ASSIGNMENT | Check each line of the data below for the string "грамм", then report how many lines have it and nothing else.

(Dataset rows for apps and sites)
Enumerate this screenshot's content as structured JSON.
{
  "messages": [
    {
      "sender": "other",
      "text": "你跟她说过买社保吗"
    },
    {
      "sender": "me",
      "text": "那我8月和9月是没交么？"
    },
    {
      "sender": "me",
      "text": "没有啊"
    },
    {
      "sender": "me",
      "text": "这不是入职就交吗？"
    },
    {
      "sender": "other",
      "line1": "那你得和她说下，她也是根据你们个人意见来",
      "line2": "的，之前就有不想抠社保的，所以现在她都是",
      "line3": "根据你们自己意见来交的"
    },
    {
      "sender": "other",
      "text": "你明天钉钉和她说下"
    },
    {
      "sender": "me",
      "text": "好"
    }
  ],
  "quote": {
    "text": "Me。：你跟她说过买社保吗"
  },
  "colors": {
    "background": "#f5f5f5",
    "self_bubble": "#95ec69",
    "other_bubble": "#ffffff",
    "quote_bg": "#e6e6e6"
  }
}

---

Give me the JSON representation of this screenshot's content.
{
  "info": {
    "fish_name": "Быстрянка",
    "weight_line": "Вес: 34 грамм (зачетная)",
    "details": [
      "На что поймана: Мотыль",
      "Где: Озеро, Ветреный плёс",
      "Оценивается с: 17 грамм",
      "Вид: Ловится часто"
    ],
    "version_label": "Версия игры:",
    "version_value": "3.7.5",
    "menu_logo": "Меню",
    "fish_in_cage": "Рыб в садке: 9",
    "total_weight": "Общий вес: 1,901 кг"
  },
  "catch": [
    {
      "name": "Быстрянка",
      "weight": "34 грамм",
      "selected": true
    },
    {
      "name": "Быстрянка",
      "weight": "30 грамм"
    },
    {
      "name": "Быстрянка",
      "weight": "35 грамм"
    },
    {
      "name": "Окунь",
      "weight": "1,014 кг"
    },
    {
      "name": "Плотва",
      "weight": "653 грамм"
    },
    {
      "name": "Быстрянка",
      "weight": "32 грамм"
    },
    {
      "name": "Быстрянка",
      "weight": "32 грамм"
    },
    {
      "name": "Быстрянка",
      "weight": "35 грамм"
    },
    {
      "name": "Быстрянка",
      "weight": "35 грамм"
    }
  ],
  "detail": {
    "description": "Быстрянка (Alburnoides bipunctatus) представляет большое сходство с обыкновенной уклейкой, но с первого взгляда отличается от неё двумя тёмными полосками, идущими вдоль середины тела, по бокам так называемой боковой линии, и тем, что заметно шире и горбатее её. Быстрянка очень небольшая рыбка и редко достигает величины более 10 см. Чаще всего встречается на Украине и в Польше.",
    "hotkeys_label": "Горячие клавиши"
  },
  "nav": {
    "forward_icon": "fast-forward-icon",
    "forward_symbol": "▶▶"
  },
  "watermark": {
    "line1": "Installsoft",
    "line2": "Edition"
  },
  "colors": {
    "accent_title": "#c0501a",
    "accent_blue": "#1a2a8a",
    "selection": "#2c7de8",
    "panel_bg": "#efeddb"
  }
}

YOUR SOLUTION | 10